The Russian Church has experience in the mass conversion of people brought up in the environment of atheist ideology. After the fall of the communist regime a huge number of young people came to the Church where they could come into contact with the thousand-year-old Orthodox tradition and the fullness of life in Christ. It is undoubtedly true that the heroic endeavours of the martyrs and confessors for the faith during the time of persecution of the Church were the most convincing testimony to the crucified and risen Christ for all those who sincerely sought out the meaning of life. It was at that time that few religious schools were not able to accommodate all those who wanted to study theology in order to devote themselves to priestly ministry.

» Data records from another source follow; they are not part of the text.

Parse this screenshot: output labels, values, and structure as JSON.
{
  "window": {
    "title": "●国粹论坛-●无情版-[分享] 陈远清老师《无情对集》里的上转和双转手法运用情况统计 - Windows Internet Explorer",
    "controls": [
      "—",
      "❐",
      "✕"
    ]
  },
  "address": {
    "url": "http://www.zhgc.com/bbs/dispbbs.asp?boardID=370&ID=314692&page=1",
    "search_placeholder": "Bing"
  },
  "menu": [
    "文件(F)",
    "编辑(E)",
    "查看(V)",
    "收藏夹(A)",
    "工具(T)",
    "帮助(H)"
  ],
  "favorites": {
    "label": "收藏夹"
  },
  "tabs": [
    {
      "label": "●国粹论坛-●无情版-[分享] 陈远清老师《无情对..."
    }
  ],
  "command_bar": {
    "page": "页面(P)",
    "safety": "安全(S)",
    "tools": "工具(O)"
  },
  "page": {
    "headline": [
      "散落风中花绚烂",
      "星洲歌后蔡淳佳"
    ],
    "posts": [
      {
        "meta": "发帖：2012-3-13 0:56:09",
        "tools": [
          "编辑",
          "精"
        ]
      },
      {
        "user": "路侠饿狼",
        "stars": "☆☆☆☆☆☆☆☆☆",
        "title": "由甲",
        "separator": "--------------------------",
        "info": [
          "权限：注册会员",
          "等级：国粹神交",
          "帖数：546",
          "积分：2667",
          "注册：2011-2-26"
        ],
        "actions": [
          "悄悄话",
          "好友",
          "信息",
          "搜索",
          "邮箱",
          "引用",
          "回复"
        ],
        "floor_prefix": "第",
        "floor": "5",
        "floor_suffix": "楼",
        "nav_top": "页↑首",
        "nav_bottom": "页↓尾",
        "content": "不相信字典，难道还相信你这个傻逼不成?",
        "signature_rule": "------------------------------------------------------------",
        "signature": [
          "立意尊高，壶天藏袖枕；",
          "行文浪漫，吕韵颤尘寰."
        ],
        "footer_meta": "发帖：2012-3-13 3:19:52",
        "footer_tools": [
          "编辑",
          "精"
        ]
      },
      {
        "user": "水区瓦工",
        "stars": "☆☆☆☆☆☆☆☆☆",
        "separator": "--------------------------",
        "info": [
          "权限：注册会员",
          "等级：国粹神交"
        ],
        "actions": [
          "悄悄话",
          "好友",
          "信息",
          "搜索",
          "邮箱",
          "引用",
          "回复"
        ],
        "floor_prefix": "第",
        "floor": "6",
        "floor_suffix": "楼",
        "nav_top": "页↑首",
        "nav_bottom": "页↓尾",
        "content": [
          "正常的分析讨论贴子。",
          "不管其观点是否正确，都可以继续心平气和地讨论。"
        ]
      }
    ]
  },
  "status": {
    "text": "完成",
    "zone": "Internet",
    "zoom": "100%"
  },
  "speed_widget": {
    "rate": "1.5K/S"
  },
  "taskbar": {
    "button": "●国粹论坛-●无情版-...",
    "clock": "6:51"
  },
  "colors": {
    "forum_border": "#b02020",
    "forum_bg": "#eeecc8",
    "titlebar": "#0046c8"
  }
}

Now the situation has radically changes. Over a short period of time new seminaries opened in practically all of the dioceses of the Russian Orthodox Church. Against the background of the fall in priestly vocations in the West, the number of those entering theological institutes and seminaries in Russia was truly impressive. It is thanks to this that today a significant part of our clergy are young priests and deacons who are able to bear their witness of Christ to modern-day youth. His Holiness Patriarch Kirill regularly meets with thousands-strong youth audiences. The interest of the youth in the Church has not decreased; on the contrary, it is steadfastly growing.

The upbringing of youth in the Christian spirit is a project that we, the Orthodox, are willing to implement together with the Catholics. We have accumulated this kind of experience, and I am pleased to mention the contemporary project of summer institutes that have been organized since 2015 by the Russian Orthodox Church in co-operation with the Holy See. Each year a group of young priests and students from the Papal universities visits Russia in order to become better acquainted with the history, traditions and contemporary life of the Russian Orthodox Church. In turn, a group of young representatives of the Moscow Patriarchate is sent to Rome to visit the Vatican and the holy sites that are the heritage of all Christians, and to know better the Roman Catholic Church. This mutual acquaintance helps us to overcome misconceptions, enriches us spiritually and lays the foundation for co-operation between our Churches. The brotherly relationship between young pastors that has come into being as a result of these contacts allows us to hope that Catholics and Orthodox will “work together fraternally in proclaiming the Good News of salvation to testify together to the moral dignity and authentic freedom of the person.” This appeal was put out by His Holiness Pope Francis and His Holiness Patriarch Kirill in the Joint Declaration signed in Havana in 2016.

The student exchange programs and short-term Summer institutes are very popular with us, but we understand that only mutual acquaintance is not enough. This acquaintance should bring results for our society and our church communities. The essential content and a single agenda of cooperation of Christian youth should be determined by the one Gospel and one person of Jesus Christ that unite us.

The de-Christianization, secularism, transgression of Christian values and persecution of Christians are those negative factors of the worldwide objective reality which we confront even more frequently. These contemporary challenges are often discussed at official forums. Having united around Christ and the Gospel, our youth can become the creative and energetic force that will respond to these challenges. I am confident that eagerness and enthusiasm typical for the young age and inspiration by the power of the Gospel are capable not only to withstand the destructive factors, but also to reverse the situation.

It is my hope that one of the fruits of the work of the present Assembly of the Synod will be a further development of Orthodox-Catholic co-operation in this direction.

I wish you peace, God’s blessing and success in your work.